Yellowstone National Park employee housing that opened in 2022 under construction
NPS / Jacob W. Frank
Yellowstone National Park employee housing that opened in 2022 under construction

An anonymous donor has given Yellowstone National Park $40 million. But it's not to preserve nature or wildlife, it's to build housing that park staff can afford to live in.

More than 3,000 people work in the park during peak tourist season, and for years now, finding enough housing for them has been a problem.

"I can count at least five critical positions where we've tried to recruit, but we got turned down by the applicant because of a lack of housing," said Park Superintendent Cam Sholly.

Yellowstone has long relied on neighboring towns to house about half of its staff. But affordable rentals have become scarcer as park visitation reaches record highs. Landlords have a lot of incentive to convert long-term rentals into nightly ones.

And buying a place near the park is even more challenging.

On a recent winter off-season drive around around downtown Gardiner, Montana, a town of around 900 that guards the north entrance to Yellowstone, Caroline Gold and I see more elk than cars. She points out a house with a "for sale" sign out front.

"It's an orange house with a kind of stone front," Gold says. "It's got a chain link fence around it."

She guesses it's price at, "probably close to a million. I think anything in Gardner is, yeah, $800,000 to a million."

I pull up the listing: About $900,000. According toa 2023 park report, homes in gateway towns run about double the national average—closer to prices in Seattle or Denver than rural Montana. At the same time, vacation rentals have eaten up the local housing supply.

Gold took a job at Yellowstone in 2021, what she thought was a dream archaeology position.

She put in her notice where she was working in Texas, and then started looking for a place to live. She immediately regretted her decision.

"Am I going to have to un-resign from my job because there's no housing here?" she asked herself.

Gold hustled for a couple of years to find and keep adequate housing and then took a new job out east at another national park, where cost of living is substantially less and the possibility of finding a long-term home looks better.

But lots of parks, from Acadia to Yosemite, face difficult affordable housing challenges.

The $40 million gift to Yellowstone was made through the National Park Foundation, and will build about 70 units inside the park.

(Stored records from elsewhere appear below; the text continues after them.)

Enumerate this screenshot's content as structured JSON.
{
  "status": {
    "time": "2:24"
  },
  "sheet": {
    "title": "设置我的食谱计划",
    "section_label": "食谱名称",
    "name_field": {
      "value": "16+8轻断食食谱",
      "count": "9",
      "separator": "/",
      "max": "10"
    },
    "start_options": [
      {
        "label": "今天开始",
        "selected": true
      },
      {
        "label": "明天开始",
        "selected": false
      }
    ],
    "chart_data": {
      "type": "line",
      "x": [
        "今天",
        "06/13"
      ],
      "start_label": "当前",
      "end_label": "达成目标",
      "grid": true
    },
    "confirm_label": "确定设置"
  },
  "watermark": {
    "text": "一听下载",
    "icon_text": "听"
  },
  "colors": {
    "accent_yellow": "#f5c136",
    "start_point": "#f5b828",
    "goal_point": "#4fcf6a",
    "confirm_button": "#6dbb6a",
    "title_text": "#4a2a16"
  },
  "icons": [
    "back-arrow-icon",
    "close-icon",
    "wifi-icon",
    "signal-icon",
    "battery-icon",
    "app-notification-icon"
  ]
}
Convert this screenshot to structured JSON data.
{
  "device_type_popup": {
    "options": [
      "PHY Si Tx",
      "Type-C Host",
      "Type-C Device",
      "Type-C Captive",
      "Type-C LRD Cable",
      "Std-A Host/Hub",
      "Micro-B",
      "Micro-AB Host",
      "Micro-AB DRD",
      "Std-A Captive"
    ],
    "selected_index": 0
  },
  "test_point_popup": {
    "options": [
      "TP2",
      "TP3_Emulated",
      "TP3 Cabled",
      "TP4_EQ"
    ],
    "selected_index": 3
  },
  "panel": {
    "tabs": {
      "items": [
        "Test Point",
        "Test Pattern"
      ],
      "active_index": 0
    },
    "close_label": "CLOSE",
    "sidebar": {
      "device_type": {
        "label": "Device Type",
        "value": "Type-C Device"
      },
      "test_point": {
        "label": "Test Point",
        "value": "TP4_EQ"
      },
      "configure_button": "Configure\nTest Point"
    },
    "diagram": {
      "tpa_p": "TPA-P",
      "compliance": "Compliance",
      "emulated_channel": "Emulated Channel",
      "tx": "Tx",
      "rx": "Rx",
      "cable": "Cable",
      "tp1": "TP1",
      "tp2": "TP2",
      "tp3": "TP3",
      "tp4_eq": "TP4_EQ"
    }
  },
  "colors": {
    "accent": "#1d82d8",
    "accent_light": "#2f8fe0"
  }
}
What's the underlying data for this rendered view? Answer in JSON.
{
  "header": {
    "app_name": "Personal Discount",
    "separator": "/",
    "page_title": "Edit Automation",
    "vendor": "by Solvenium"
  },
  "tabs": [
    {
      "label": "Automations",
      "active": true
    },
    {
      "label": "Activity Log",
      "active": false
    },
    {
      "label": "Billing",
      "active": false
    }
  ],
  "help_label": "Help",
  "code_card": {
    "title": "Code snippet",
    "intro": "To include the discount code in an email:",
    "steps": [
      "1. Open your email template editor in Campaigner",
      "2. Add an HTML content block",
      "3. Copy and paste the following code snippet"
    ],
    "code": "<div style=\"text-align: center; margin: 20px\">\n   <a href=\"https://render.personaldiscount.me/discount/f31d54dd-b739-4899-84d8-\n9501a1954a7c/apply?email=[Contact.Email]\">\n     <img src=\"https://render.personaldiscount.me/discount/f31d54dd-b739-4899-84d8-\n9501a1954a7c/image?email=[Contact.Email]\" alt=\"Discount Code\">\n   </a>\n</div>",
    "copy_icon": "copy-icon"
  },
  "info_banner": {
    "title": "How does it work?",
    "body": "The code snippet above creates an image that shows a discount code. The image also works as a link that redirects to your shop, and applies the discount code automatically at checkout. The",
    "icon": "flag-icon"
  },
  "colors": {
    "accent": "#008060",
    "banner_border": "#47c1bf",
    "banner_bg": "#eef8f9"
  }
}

Foundation CEO Will Shafroth said he hopes it will spur more philanthropy at other national parks.

"These people are public servants, and they deserve a great place to come home to and call home," Shafroth said.

Around Yellowstone, great places to call home keep getting pushed further and further away. Building more housing inside the park helps, but only if it's close enough to schools for park employees' kids, and jobs for spouses. Places like Gardiner, Montana.

"Nothing has ever felt as much as home as Gardiner," said Ashea Mills, a self-employed Yellowstone guide who's advocated for years for affordable housing here.

Mills says, beyond park employees, the teachers, carpenters, cooks, babysitters, and more that keep both the park and gateway towns afloat need to be able to find both home and community. For nearly 30 years, Mills found that here.

But she says the skyrocketing cost of living has changed Gardiner's character. It pushed out families and workers, and with them, the tight-knit, caring community she'd fallen for. So in 2022, she moved an hour north, to the larger town of Livingston.

"The decision to pick up and actually, like, move my bed has been one of the greatest heartbreaks of my life," she said. "Incredibly difficult, because of how place-based our lives are."

Solving the area's housing crisis, Mills says, requires preserving community here. And that means systemic action. Local attempts at zoning and regulation that could, say, limit vacation rentals, have gone nowhere so far.

But, she said, "There's always hope. There's always hope."

Copyright 2024 Montana Public Radio. To see more, visit Montana Public Radio.

Nick Mott is an reporter who also works on the Threshold podcast.